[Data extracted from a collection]
+===+

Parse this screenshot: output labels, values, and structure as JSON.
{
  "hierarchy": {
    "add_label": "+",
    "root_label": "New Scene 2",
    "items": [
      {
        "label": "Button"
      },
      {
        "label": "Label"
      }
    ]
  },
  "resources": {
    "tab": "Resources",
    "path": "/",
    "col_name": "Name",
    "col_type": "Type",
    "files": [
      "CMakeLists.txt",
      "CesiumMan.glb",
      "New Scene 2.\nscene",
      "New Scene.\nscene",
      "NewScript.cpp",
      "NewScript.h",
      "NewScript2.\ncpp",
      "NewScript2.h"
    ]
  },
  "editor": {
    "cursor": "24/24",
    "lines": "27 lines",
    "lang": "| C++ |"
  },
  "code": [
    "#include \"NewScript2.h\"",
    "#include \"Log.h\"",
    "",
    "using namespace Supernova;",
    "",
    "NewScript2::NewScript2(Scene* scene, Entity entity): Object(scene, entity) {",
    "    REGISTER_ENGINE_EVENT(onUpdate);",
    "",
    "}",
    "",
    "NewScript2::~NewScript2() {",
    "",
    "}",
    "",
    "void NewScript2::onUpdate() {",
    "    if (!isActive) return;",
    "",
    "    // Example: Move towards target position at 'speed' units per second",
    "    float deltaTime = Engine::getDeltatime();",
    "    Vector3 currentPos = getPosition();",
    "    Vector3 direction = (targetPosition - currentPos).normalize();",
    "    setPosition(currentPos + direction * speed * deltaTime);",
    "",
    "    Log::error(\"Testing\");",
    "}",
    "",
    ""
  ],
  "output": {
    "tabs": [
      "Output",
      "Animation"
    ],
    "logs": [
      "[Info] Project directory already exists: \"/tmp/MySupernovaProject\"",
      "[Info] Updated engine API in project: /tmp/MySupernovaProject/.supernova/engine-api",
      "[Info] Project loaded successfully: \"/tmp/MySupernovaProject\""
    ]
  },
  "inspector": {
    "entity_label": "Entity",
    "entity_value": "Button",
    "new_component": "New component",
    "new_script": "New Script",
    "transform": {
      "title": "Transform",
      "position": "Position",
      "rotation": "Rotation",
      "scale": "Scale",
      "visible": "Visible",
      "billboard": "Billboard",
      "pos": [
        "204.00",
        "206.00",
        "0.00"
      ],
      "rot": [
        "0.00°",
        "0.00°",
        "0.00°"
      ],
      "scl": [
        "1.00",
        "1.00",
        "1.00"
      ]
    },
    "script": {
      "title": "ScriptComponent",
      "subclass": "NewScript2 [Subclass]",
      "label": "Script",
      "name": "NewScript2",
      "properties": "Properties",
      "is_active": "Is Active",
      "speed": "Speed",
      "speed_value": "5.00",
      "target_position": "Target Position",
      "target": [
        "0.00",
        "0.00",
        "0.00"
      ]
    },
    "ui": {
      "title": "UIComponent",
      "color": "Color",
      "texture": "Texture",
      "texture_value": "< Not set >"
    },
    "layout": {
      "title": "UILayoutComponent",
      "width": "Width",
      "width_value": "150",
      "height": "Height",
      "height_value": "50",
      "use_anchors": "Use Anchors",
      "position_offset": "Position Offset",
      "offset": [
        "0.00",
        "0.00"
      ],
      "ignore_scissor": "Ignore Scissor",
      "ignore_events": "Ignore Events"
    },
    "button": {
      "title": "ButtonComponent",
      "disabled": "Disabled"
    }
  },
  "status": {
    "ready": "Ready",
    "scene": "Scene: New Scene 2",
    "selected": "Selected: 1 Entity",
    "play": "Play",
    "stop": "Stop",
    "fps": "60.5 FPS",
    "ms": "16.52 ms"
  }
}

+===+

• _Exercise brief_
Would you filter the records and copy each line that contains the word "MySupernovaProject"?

• _Answer area_
      "[Info] Project directory already exists: \"/tmp/MySupernovaProject\"",
      "[Info] Updated engine API in project: /tmp/MySupernovaProject/.supernova/engine-api",
      "[Info] Project loaded successfully: \"/tmp/MySupernovaProject\""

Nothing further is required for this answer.